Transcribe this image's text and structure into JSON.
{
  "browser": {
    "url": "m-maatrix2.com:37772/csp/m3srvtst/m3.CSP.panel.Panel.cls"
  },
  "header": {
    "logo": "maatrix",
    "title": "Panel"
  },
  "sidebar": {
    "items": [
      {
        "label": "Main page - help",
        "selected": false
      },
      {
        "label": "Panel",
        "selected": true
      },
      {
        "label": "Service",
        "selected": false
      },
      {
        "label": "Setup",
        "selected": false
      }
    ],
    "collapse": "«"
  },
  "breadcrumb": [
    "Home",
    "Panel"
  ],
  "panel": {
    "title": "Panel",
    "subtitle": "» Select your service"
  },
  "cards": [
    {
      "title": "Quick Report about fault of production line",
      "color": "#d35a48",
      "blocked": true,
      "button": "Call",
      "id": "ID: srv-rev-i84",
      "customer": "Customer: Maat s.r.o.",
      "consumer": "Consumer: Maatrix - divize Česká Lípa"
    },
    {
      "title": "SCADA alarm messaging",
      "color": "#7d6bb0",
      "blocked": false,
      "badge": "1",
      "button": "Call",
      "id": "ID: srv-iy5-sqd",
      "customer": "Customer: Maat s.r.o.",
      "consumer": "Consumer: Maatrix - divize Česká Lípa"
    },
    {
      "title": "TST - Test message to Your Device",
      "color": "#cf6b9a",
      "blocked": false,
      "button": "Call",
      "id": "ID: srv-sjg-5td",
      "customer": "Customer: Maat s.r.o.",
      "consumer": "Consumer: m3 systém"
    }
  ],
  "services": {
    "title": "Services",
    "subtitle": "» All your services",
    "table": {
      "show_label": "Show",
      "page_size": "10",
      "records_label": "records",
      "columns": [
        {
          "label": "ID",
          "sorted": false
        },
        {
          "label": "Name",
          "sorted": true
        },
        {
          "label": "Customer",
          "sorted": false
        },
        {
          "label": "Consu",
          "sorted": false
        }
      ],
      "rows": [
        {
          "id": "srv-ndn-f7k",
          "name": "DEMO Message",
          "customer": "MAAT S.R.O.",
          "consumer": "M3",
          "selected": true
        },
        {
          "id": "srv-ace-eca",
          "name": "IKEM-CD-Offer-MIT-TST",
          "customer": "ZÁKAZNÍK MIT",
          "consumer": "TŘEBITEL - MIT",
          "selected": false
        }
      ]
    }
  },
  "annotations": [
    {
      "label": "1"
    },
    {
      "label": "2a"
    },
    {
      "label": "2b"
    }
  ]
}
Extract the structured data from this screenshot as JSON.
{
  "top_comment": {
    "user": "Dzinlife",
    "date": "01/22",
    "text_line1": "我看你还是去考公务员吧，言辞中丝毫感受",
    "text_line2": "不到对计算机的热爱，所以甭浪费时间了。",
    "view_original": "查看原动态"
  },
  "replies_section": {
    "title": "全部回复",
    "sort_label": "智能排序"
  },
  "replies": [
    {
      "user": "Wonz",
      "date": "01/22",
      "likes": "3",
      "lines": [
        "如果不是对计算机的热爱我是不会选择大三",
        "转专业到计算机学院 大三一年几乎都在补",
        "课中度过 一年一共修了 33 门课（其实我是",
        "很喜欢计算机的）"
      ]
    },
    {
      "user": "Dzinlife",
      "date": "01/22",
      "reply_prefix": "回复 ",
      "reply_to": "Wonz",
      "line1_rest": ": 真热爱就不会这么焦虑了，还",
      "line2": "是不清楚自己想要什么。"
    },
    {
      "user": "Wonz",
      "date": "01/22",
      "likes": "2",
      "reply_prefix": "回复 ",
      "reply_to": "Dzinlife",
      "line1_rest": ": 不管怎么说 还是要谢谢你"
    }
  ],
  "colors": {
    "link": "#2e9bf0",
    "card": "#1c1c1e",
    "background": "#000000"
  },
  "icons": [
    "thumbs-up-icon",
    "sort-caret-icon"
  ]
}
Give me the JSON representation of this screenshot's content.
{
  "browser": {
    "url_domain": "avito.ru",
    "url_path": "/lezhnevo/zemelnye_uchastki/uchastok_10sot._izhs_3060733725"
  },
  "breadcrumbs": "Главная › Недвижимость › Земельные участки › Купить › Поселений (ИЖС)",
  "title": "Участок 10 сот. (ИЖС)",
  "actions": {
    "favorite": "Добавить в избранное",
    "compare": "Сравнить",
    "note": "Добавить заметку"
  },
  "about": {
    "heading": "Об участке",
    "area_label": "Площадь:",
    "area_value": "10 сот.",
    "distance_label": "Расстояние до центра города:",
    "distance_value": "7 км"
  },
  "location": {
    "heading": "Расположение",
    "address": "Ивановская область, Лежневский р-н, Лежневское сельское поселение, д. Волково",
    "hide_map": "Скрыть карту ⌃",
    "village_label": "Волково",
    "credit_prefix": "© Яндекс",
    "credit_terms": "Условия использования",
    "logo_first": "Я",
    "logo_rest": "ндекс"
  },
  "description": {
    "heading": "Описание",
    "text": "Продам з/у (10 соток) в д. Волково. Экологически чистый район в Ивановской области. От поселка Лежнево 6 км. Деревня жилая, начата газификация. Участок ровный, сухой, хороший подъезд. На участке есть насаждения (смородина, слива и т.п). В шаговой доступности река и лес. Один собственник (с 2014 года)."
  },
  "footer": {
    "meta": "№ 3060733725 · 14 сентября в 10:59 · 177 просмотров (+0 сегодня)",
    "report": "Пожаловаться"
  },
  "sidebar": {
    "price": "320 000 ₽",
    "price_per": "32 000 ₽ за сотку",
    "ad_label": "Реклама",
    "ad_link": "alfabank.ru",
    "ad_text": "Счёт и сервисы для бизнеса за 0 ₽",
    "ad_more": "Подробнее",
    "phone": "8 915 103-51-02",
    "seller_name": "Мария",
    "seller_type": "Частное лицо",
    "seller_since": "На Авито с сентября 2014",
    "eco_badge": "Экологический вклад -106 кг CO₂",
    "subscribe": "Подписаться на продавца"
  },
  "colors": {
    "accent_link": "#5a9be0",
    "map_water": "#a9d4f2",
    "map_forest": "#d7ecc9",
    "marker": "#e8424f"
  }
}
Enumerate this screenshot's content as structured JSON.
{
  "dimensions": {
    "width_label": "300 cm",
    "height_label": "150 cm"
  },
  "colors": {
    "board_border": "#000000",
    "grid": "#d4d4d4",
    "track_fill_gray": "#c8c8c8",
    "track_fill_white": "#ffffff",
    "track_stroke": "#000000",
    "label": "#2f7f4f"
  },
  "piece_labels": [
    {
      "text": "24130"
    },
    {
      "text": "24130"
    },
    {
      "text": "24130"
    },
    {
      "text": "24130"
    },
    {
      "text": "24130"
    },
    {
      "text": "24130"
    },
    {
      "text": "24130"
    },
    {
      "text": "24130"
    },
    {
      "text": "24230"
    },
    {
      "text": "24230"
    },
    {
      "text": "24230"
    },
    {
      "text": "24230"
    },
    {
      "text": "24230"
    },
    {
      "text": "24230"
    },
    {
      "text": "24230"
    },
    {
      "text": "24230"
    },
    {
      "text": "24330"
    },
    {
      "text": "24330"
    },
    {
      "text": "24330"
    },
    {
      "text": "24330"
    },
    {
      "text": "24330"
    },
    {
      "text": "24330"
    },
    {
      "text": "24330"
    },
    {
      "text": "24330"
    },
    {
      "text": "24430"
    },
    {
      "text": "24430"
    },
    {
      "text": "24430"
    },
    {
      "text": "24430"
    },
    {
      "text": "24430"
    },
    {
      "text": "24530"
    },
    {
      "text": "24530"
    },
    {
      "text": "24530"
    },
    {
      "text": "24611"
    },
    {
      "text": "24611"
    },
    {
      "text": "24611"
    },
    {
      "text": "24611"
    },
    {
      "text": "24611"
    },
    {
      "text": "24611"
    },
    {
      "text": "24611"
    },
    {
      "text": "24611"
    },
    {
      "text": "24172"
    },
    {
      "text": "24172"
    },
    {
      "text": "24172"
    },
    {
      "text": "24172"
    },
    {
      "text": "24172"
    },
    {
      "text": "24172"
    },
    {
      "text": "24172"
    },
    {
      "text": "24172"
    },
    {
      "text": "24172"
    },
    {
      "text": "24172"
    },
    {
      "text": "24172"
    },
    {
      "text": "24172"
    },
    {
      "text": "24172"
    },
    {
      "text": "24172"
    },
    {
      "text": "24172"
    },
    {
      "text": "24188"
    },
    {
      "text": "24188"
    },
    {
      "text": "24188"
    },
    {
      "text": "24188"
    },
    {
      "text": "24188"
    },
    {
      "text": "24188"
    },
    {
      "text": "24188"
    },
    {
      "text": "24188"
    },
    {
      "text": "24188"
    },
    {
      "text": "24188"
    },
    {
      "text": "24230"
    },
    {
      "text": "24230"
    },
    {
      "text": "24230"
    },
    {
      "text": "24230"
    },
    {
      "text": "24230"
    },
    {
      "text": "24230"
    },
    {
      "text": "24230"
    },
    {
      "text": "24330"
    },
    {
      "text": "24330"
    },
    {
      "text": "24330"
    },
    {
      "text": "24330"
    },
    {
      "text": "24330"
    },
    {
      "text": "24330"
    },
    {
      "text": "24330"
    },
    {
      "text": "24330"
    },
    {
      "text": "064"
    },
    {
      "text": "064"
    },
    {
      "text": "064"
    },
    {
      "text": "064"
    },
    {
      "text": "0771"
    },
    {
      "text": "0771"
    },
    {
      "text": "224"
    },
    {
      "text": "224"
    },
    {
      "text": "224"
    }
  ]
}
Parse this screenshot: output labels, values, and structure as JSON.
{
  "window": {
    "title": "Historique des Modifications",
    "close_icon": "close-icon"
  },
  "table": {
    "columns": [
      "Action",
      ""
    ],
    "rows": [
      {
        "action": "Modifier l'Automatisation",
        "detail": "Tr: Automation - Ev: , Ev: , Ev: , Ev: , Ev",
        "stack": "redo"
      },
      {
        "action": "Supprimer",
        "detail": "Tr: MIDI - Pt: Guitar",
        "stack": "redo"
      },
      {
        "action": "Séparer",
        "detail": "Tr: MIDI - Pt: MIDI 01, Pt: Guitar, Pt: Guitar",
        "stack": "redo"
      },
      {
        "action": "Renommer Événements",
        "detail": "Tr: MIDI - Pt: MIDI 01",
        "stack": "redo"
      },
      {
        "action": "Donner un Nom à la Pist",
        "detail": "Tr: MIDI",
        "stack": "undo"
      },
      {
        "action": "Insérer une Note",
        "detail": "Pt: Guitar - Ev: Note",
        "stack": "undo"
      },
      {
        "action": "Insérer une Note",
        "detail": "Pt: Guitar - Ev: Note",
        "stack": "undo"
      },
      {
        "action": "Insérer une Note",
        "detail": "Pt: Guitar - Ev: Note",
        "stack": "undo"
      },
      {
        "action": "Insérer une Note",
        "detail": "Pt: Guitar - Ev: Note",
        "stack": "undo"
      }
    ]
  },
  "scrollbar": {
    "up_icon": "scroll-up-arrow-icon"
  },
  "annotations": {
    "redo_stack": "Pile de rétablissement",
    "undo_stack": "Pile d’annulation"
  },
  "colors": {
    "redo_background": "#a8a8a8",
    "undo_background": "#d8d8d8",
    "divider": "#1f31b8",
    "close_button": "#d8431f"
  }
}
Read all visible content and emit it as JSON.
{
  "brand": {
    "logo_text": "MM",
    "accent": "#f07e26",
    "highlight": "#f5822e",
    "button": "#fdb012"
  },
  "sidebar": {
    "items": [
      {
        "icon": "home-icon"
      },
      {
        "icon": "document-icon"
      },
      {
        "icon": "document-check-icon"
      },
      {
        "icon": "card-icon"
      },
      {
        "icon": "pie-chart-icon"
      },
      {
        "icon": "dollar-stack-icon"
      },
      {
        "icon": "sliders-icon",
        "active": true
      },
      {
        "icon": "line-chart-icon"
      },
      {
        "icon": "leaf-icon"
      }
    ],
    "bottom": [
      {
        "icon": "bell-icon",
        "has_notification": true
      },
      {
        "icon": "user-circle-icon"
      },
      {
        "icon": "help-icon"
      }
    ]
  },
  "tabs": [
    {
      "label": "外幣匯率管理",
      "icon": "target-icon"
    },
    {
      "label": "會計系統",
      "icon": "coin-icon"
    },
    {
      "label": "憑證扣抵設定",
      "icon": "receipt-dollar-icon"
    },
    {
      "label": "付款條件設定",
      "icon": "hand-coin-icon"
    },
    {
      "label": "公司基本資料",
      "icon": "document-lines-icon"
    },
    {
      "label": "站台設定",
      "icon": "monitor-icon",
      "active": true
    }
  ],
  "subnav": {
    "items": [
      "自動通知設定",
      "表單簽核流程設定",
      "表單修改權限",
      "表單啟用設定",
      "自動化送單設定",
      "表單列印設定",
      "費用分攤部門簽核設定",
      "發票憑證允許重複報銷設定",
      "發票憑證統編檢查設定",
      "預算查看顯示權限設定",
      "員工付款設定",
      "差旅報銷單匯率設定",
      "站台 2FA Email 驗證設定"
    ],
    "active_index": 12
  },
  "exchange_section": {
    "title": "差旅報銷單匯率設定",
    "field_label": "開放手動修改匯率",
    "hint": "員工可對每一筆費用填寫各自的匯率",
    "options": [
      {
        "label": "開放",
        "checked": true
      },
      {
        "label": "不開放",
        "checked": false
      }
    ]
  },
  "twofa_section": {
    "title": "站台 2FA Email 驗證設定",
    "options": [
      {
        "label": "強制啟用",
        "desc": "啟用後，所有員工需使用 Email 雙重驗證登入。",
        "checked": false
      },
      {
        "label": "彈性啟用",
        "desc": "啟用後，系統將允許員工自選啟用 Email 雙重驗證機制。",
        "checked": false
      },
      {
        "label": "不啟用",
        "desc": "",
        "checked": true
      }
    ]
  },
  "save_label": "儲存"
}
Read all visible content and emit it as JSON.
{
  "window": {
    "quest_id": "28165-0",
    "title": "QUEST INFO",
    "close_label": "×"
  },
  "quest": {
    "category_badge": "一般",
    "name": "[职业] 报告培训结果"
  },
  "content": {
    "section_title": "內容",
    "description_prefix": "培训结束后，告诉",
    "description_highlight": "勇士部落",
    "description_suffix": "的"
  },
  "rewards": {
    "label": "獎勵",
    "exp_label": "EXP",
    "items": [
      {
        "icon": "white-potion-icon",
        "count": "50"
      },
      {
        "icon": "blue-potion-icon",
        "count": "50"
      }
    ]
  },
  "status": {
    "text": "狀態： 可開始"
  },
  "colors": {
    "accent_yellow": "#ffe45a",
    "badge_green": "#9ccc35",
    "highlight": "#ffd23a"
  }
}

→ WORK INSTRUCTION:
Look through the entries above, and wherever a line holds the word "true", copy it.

→ SOLUTION FOR THIS TASK:
        "selected": true
      "blocked": true,
          "sorted": true
          "selected": true
        "active": true
        "has_notification": true
      "active": true
        "checked": true
        "checked": true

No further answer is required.